Group funds retail program, scouts for talent
Rodger Olson is an absolute geek on retailing. And he makes no apologies for that as he lectures undergraduate students in his class on retail sales at the University of Michigan here.
Whether it’s comparing the franchise models of Dunkin’ Donuts and McDonald’s or measuring the success of 7-Eleven convenience stores’ rollout in Taiwan, Olson can speak with the authority of someone deeply immersed in his chosen subject. His fascination rubs off on his students — the mark of a good professor.
Only Olson, 38, is not actually a professor. He’s the COO of Victory Automotive Group, a suburban Detroit dealership group that owns 26 stores around the country and is ranked No. 40 on the Automotive News
list of the top 125 dealership groups in the country, with 17,999 new retail vehicles sold in 2013.
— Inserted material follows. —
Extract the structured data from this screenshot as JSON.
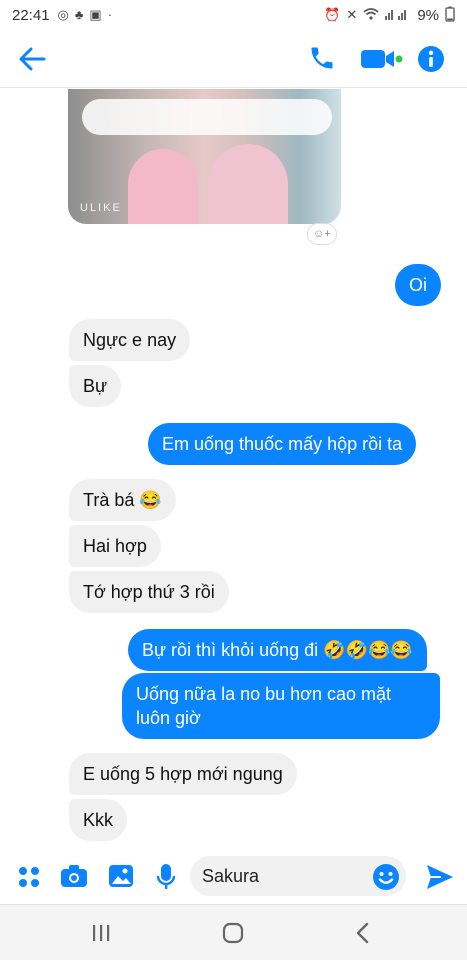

“Retail has been something of a dirty word. We’re trying to change that,” says Olson, who spent 14 years working as an engineer for auto suppliers before he got his MBA and changed careers. “There are some fantastic opportunities on the retail side. Everybody thinks of the greasy, slimy used-car salesman who’s in your face.”
As guest lecturer, Olson’s mission goes beyond just changing perceptions. Victory Automotive can use his class to mine talent coming out of the university’s Ross School of Business, one of the nation’s most prestigious business schools. In fact, Olson got his MBA from U-M.
Sales come first
The difficulty in hiring and keeping good retail sales talent is one of the industry’s worst-kept secrets.
That’s one reason why Olson’s boss, Victory CEO Jeffrey Cappo, donated $3 million to the university to fund the new sales certificate program, which launched last year.
Cappo, a big booster of U-M athletics, says he wanted to do something to let business students know that there are opportunities outside working on Wall Street or becoming an accountant.
U-M “asked me what they could use money for, and I said, ‘Could we do something in sales?’ They looked at me like I had three heads,” says Cappo with a laugh.
But he likes to point out a fundamental truth about business: “When you think about it, nothing happens until somebody sells something.”
Cappo, 59, never attended college. He went into business selling vacuum cleaners door to door right out of high school.
From there, he graduated to selling used cars at Varsity Ford in Ann Arbor. Cappo is Exhibit A for anyone who needs convincing that selling cars can be lucrative.
“I was making about 250 grand a year working at Varsity Ford, and my first month owning my own dealership, I made about 200 grand,” he says of his early days when he bought East Tennessee Nissan in Morristown, Tenn., 18 years ago.
He expanded the group to 26 dealerships and four pre-owned stores in seven states, concentrated in the South, Midwest and California.
In 2010, Cappo moved Victory from its headquarters in Morristown, Tenn,. to Canton, Mich., a Detroit suburb. A major reason was to put headquarters close to the university and its talent pool.
Cappo doesn’t expect students will graduate from U-M and start selling cars.
“There’s not many kids in that class who have ever had their tank on empty with no money to put in gas,” he said. “Most people who are really good in the car business, at one time they were broke.”
But he believes the sales certificate program can help them get an essential understanding of what selling is all about.
Follett Carter, adjunct professor in the marketing department at the U-M business school who runs the sales certificate program funded by Cappo, shares Cappo’s view: “I don’t think college graduates would go into selling cars. But I think there are opportunities in dealerships where they could find meaningful jobs, and knowledge of sales would be helpful.”
Carter says the sales certificate program consists of four courses: marketing, fundamentals of sales management, retail sales marketing and consumer behavior. This winter term, 65 students are enrolled.
Cutting sales turnover?
Carter and Olson hope the sales certificate program, with all those students, might incubate some new ideas for dealership sales-compensation plans that could reduce the notoriously high turnover rate.
“If it was my dealership, I would hire university graduates. I’d train them. I’d put them on a quota, maybe a revenue quota. There needs to be a process that is different from how many cars you sold,” says Carter. “These kids can’t be on 100 percent incentive pay. They have to get a portion of their income in salary. That’s a big change.
“You can’t revolve over 40, 50, 60 percent of sales reps every year. That’s unsustainable.”
Victory already has recruited several U-M graduates, including management prospects. Students have done internships at the group’s dealerships.
“One guy just wants to be a sales guy and is already selling 25 cars a month,” says Olson.
Devin McParlane, a student in Olson’s class from Livonia, Mich., says she will be going to work in Ford’s marketing training program after she graduates in June.
“I’m going to be a zone manager working with retail managers,” says McParlane, who believes Olson’s lessons will help her understand dealers.
Olson says he tells students their experience in sales can lead to management: “I really push the fact that the auto industry has so many opportunities, and the pay and benefits can be phenomenal. The fact that some of our general managers are making more than $500,000, that opens their eyes.”
Source: Automotive News